the module includes a function called `and_`

that performs a Bitwise AND operation. It takes two arguments and returns their Bitwise AND. Here’s how you can use it:

import operator # Using operator.and_ to perform Bitwise AND result = operator.and_(5, 3) # Equivalent to 5 & 3 print(f"The result of 5 & 3 using operator.and_ is {result}") # Output will be 1

In this example, we import the `operator`

module and then use its `and_`

function to perform a Bitwise AND operation between 5 and 3. The result is the same as using the `&`

operator.

### Other Useful Functions in the `operator`

Module

The `operator`

module is not just about Bitwise AND; it offers a variety of other useful functions for different operations:

`or_`

: Performs Bitwise OR`xor`

: Performs Bitwise XOR (Check out the tutorial here)`not_`

: Performs Bitwise NOT`lshift`

: Performs left bitwise shift`rshift`

: Performs right bitwise shift

These functions can be used in the same way as `and_`

, providing a functional approach to these operations.

## Conclusion and Further Exploration

### Key Takeaways

**Understanding Bitwise AND**: We’ve learned that the Bitwise AND operation can be applied to both integers and Boolean values, and it plays a crucial role in bit masking.

**Boolean Operations**: Bitwise AND returns`True`

only when both Boolean values are`True`

.**Bit Masking**: The Bitwise AND operation is particularly useful for bit masking, allowing you to manipulate specific bits within an integer.**Python’s**: This module provides a functional approach to Bitwise AND and other bitwise operations, making it easier to pass these operations as arguments to other functions.`operator`

Module

### Further Exploration

**Other Bitwise Operations**: Explore other bitwise operations like OR, XOR, and NOT to get a more rounded understanding of bitwise manipulations.**Advanced Bit Masking**: Dive deeper into bit masking techniques for more complex scenarios, such as setting or clearing specific bits.**Performance**: Investigate the performance implications of using bitwise operations in your code, especially in time-sensitive applications.

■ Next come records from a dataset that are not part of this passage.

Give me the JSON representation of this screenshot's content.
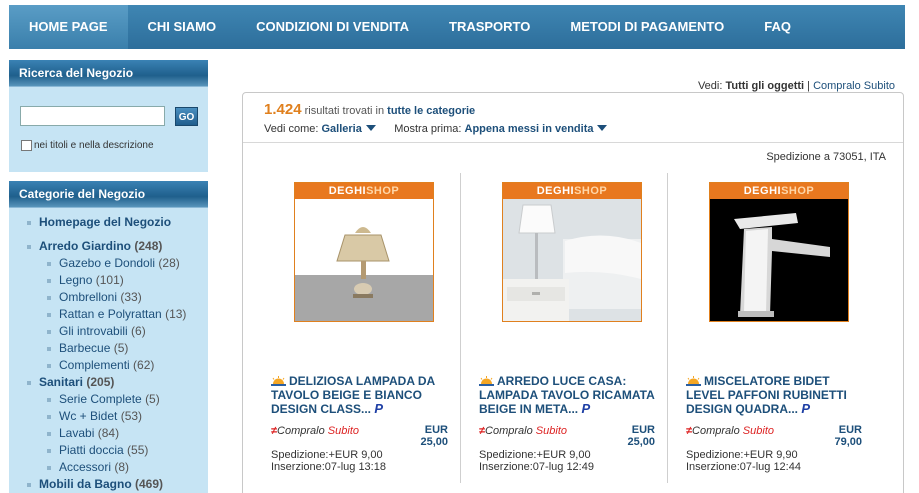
{
  "nav": {
    "items": [
      {
        "label": "HOME PAGE"
      },
      {
        "label": "CHI SIAMO"
      },
      {
        "label": "CONDIZIONI DI VENDITA"
      },
      {
        "label": "TRASPORTO"
      },
      {
        "label": "METODI DI PAGAMENTO"
      },
      {
        "label": "FAQ"
      }
    ]
  },
  "search": {
    "title": "Ricerca del Negozio",
    "input_value": "",
    "go_label": "GO",
    "checkbox_label": "nei titoli e nella descrizione"
  },
  "categories": {
    "title": "Categorie del Negozio",
    "items": [
      {
        "label": "Homepage del Negozio",
        "count": ""
      },
      {
        "label": "Arredo Giardino",
        "count": "(248)"
      },
      {
        "label": "Gazebo e Dondoli",
        "count": "(28)"
      },
      {
        "label": "Legno",
        "count": "(101)"
      },
      {
        "label": "Ombrelloni",
        "count": "(33)"
      },
      {
        "label": "Rattan e Polyrattan",
        "count": "(13)"
      },
      {
        "label": "Gli introvabili",
        "count": "(6)"
      },
      {
        "label": "Barbecue",
        "count": "(5)"
      },
      {
        "label": "Complementi",
        "count": "(62)"
      },
      {
        "label": "Sanitari",
        "count": "(205)"
      },
      {
        "label": "Serie Complete",
        "count": "(5)"
      },
      {
        "label": "Wc + Bidet",
        "count": "(53)"
      },
      {
        "label": "Lavabi",
        "count": "(84)"
      },
      {
        "label": "Piatti doccia",
        "count": "(55)"
      },
      {
        "label": "Accessori",
        "count": "(8)"
      },
      {
        "label": "Mobili da Bagno",
        "count": "(469)"
      }
    ]
  },
  "view": {
    "prefix": "Vedi:",
    "current": "Tutti gli oggetti",
    "sep": "|",
    "alt": "Compralo Subito"
  },
  "results": {
    "count": "1.424",
    "found_text": "risultati trovati in",
    "category": "tutte le categorie",
    "view_label": "Vedi come:",
    "view_value": "Galleria",
    "sort_label": "Mostra prima:",
    "sort_value": "Appena messi in vendita",
    "shipping_to": "Spedizione a 73051, ITA"
  },
  "items": [
    {
      "brand_a": "DEGHI",
      "brand_b": "SHOP",
      "title": "DELIZIOSA LAMPADA DA TAVOLO BEIGE E BIANCO DESIGN CLASS...",
      "pp": "P",
      "bin_a": "Compralo",
      "bin_b": "Subito",
      "currency": "EUR",
      "price": "25,00",
      "shipping": "Spedizione:+EUR 9,00",
      "listed": "Inserzione:07-lug 13:18"
    },
    {
      "brand_a": "DEGHI",
      "brand_b": "SHOP",
      "title": "ARREDO LUCE CASA: LAMPADA TAVOLO RICAMATA BEIGE IN META...",
      "pp": "P",
      "bin_a": "Compralo",
      "bin_b": "Subito",
      "currency": "EUR",
      "price": "25,00",
      "shipping": "Spedizione:+EUR 9,00",
      "listed": "Inserzione:07-lug 12:49"
    },
    {
      "brand_a": "DEGHI",
      "brand_b": "SHOP",
      "title": "MISCELATORE BIDET LEVEL PAFFONI RUBINETTI DESIGN QUADRA...",
      "pp": "P",
      "bin_a": "Compralo",
      "bin_b": "Subito",
      "currency": "EUR",
      "price": "79,00",
      "shipping": "Spedizione:+EUR 9,90",
      "listed": "Inserzione:07-lug 12:44"
    }
  ]
}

### Wrapping Up

We’ve covered a lot of ground in this article, from the basics of Bitwise AND to its applications in bit masking and Boolean operations. We also touched on Python’s `operator`

module as an alternative way to perform these operations. Whether you’re a beginner or an intermediate programmer, understanding bitwise operations can give you a new set of tools for problem-solving in Python.

## Frequently Asked Questions (FAQs) on Bitwise AND

### 1. What is Bit Masking and why is it useful?

Bit masking is a technique used to manipulate specific bits within an integer. By using Bitwise AND with a mask, you can isolate, set, or clear specific bits in a number. This is particularly useful in scenarios like data compression, error detection, and hardware control.

### 2. Can I use Bitwise AND with data types other than integers and booleans in Python?

In Python, the Bitwise AND operation is primarily designed for integers and booleans. Applying it to other data types like floats or strings will result in a TypeError.

### 3. How does Bitwise AND differ from Logical AND?

Bitwise AND operates on individual bits of an integer or boolean values, whereas Logical AND (`and`

in Python) operates at the boolean level, evaluating the truthiness of entire expressions. For example, `True and False`

returns `False`

, but `True & False`

returns `0`

.

### 4. Why would I use the `operator`

module instead of the `&`

symbol for Bitwise AND?

The `operator`

module provides a functional approach to Bitwise AND, which can be useful when you need to pass the operation as an argument to other functions like `map()`

or `filter()`

. It offers the same functionality as the `&`

symbol but in a form that’s easier to pass around in your code.

### 5. Are there other bitwise operators in Python similar to Bitwise AND?

Yes, Python supports several other bitwise operators, including Bitwise OR (`|`

), Bitwise XOR (`^`

), Bitwise NOT (`~`

), Left Shift (`<<`

), and Right Shift (`>>`

). Each of these operators has its own set of use cases and can be equally useful for bit manipulation tasks.